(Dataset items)
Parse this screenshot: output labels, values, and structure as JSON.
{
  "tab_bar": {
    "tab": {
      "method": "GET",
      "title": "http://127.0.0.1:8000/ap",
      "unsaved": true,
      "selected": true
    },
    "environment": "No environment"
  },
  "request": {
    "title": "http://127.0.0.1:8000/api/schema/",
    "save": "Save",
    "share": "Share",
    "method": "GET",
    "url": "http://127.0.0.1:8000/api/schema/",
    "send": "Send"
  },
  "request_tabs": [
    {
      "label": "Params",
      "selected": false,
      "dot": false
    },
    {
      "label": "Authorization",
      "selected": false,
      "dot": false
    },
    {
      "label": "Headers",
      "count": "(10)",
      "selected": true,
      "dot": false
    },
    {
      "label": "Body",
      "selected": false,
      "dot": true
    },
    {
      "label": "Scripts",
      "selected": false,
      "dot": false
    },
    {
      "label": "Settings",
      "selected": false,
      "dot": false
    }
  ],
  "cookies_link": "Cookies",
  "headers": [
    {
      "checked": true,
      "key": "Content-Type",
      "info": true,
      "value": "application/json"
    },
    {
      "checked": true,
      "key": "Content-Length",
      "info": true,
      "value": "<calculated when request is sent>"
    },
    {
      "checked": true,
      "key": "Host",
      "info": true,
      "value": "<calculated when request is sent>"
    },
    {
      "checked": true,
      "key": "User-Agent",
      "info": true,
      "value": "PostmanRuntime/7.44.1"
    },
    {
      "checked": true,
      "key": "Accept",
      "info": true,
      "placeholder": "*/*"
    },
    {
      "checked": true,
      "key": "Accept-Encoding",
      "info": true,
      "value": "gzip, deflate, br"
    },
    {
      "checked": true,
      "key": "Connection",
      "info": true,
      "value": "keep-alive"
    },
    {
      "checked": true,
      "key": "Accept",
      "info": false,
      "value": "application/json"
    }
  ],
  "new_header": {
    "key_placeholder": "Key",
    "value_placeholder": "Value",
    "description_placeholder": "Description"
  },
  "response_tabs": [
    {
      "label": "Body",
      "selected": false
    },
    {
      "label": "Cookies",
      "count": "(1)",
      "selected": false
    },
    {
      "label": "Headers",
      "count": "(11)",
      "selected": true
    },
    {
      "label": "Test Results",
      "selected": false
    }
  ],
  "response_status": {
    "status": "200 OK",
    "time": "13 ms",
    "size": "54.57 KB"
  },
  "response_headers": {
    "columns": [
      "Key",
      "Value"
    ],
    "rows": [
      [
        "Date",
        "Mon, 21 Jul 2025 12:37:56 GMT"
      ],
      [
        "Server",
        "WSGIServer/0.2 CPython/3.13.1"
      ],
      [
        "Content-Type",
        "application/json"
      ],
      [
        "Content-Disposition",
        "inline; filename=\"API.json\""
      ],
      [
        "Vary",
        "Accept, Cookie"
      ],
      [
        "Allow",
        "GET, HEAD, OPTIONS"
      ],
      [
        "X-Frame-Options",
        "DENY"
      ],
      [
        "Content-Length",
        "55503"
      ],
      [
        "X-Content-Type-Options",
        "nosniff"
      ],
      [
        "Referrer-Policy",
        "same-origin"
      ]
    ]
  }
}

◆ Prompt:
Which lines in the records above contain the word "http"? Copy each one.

◆ Solution to the exercise:
      "title": "http://127.0.0.1:8000/ap",
    "title": "http://127.0.0.1:8000/api/schema/",
    "url": "http://127.0.0.1:8000/api/schema/",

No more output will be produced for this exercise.